This is a list of submitted surnames in which the person who added the name is amanh
Submitted names are contributed by users of this website. The accuracy of these name definitions cannot be guaranteed.
Variant of Blenkinsop
, a surname derived from a place in Northumberland called Blenkinsopp. The place name possibly derives from Cumbric blaen
"top" and kein
"back, ridge", i.e. "top of the ridge", combined with Old English hōp
"valley" (compare HOPE
Place-name derived from the Old Norse
words for a "broad clearing".
CAPOTE Italian (Tuscan)
Capote is a name for person who was the chief of the head from the Italian personal name Capo.
English regional name from the district around Middlesbrough named Cleveland ‘the land of the cliffs’, from the genitive plural (clifa
) of Old English clif
‘bank’, ‘slope’ + land
HEENAN Ancient Irish
Thought to be a nickname or metonymic, and to owe its derivation from the early Gaelic word ean
meaning a "bird". The derivation is from the ancient name O'hEeanchain
, which loosely translates as The descendant of the son of the Bird.
HERRMAN German (Prussian)
Herrman is of ancient German
origin. It is derived from a Germanic personal name made up of the elements heri
, meaning "army," and man
, meaning "man." Herrman was first found in Prussia, where the name emerged in medieval times as one of the notable families of the region.
The ancestral home of the Hertzel family is in the German province of Bavaria. Hertzel is a German nickname surname. Such names came from eke-names, or added names, that described their initial bearer through reference to a physical characteristic or other attribute... [more]
HOLTZCLAW German (Anglicized, Modern)
Americanized spelling of German Holzklau
, which translates into modern German as "wood thief", but is probably a nickname for someone who gathered wood, from Middle High German holz "wood" + a derivative of kluben "to pick up", "gather", "steal".
German topographic name for someone living near a churchyard, or habitational name for the proprietor or tenant of a farm named as "Church Farm", from Middle High German kirche
"church" + hof
"farmstead", "manor farm".
Lomax is a territorial surname, derived from the hamlet of Lumhalghs, near Bury, Greater Manchester, and meaning "pool nook" or "recess". Notable persons with the surname Lomax include: Alan Lomax (1915–2002) American musicologist, son of John Avery Lomax... [more]

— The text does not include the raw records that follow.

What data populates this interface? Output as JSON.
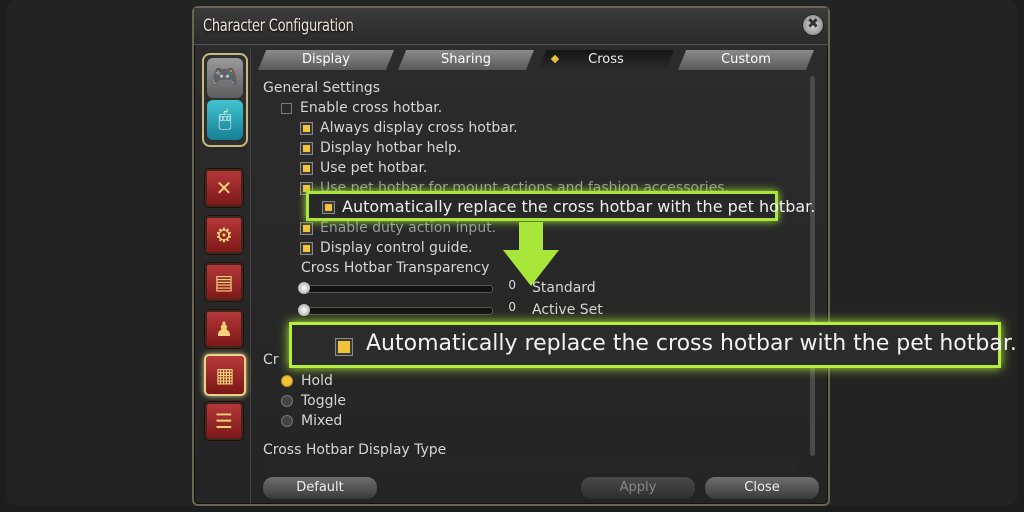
{
  "window": {
    "title": "Character Configuration",
    "close_glyph": "✖"
  },
  "tabs": [
    {
      "label": "Display",
      "active": false
    },
    {
      "label": "Sharing",
      "active": false
    },
    {
      "label": "Cross",
      "active": true
    },
    {
      "label": "Custom",
      "active": false
    }
  ],
  "general": {
    "section": "General Settings",
    "enable_cross": "Enable cross hotbar.",
    "always_display": "Always display cross hotbar.",
    "display_help": "Display hotbar help.",
    "use_pet": "Use pet hotbar.",
    "use_pet_mount": "Use pet hotbar for mount actions and fashion accessories.",
    "auto_replace": "Automatically replace the cross hotbar with the pet hotbar.",
    "enable_duty": "Enable duty action input.",
    "control_guide": "Display control guide.",
    "transparency_label": "Cross Hotbar Transparency",
    "slider_standard": {
      "value": "0",
      "label": "Standard"
    },
    "slider_active": {
      "value": "0",
      "label": "Active Set"
    }
  },
  "mode": {
    "section_partial": "Cr",
    "options": [
      "Hold",
      "Toggle",
      "Mixed"
    ],
    "selected": "Hold"
  },
  "display_type": {
    "section": "Cross Hotbar Display Type"
  },
  "buttons": {
    "default": "Default",
    "apply": "Apply",
    "close": "Close"
  },
  "callout": {
    "text": "Automatically replace the cross hotbar with the pet hotbar."
  },
  "colors": {
    "highlight": "#a8e63a",
    "check_on": "#f2c23a"
  }
}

Habitational, derived from any of several places called Nesse in Oldenburg and Friesland.
In the Medieval period, of Ancient Greek origin, derives from philippos
, a compound made of philein
meaning "to love", and hippos
, a horse, hence "lover of horses".
Middle High German rot "red" + vuoz "foot", a nickname for someone who followed the fashion for shoes made from a type of fine reddish leather. Or a variant of Rotfuchs
, from the Middle Low German form fos "fox", a nickname for a clever person.
ROWSON English (British, Anglicized)
The ancestors of the Rowson family first reached the shores of England in the wave of migration after the Norman Conquest of 1066. Their name is derived from the Norman given name Ralph. This name, which also occurs as Ralf, Rolf, and Raoul, is adapted from the Old French given name Raol.... [more]
Middle High German: nickname rucken
"to move or draw". North German: nickname from Middle Low German rucker "thief", "greedy or acquisitive person". German: from a reduced form of the Germanic personal name RUDIGER
SYNGE English (British)
First found in Shropshire where they had been anciently seated as Lords of the Manor of Bridgenorth, from the time of the Norman Conquest of England in 1066 A.D.